Christine. In my story, it's not about what the postcard says, it's about what the postcard represents, in the beginning of the story, the postcard is saved from destruction when my central characters are under attack and it's kept as a symbol of survival and hope, so that's the premise of the idea behind the postcard. I actually have the real thing on my mantelpiece and every time I look at it, knowing it has survived over 100 years (though in my story, it's a lot older) and through everything my family have gone through, it's like a staple 'thing' in our lives that is just always there, nothing happens to this little piece of card, but life goes on around it, it's incredible. I've always wanted to write this story and though I know only a few basic facts about my Great Grandparents, I've been able to weave a really great story around it. Thank you.
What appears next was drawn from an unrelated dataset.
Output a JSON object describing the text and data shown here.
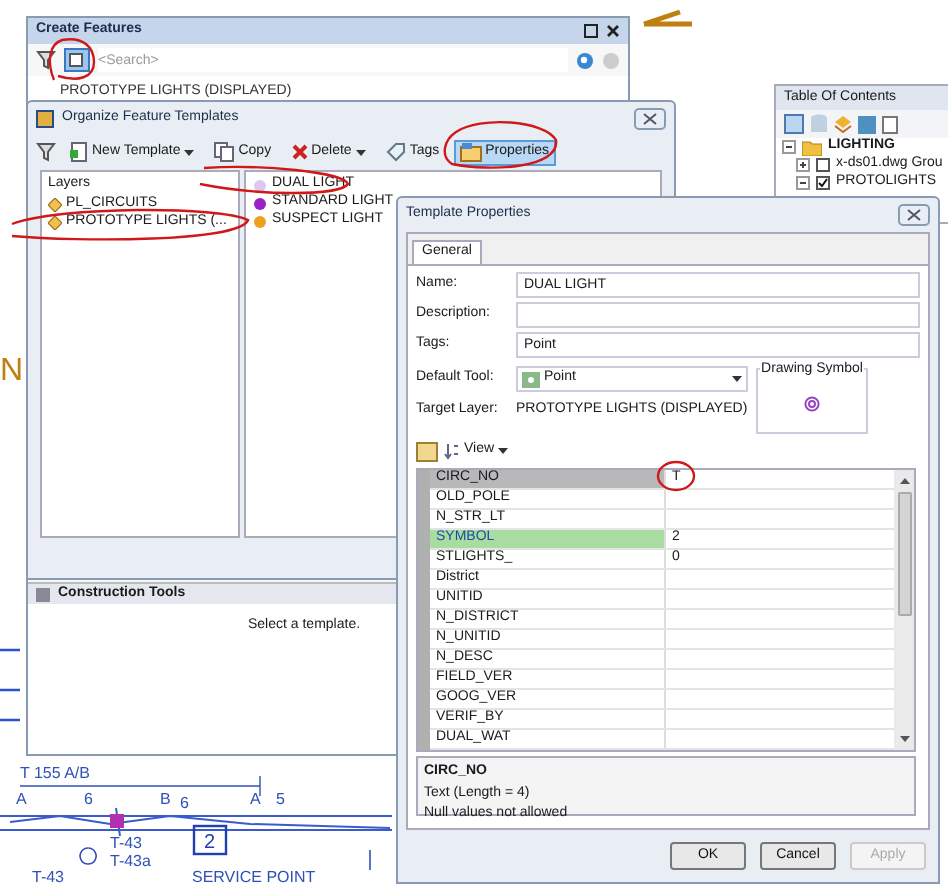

John. I love that idea, of meshing the present with the past and having a theme run through that, I think that's great, thank you.

Bill. Yes, that's exactly it, an epilogue. I was just worried that if I did that it would take away something from the main story, but everyone here seems to think it's a good idea, so I will stick with it. I really love the idea of using one sentence to bring the story down the generations, thank you for showing me how to set it out as well, that's a great help.

Okay, I've got some work to do LOL, thank you all again, so much, I really appreciate everything you've all said and I will take it all into consideration.

Christine Capone

Rosalind, got it : ) Sounds like a very interesting story but not reading it makes it difficult to help with the ending. Good luck with it though! I'm sure you'll come up with something after reading these brilliant ideas!

Rosalind Winton

Thanks Christine :)

Other topics in Screenwriting:

register for stage 32 Register / Log In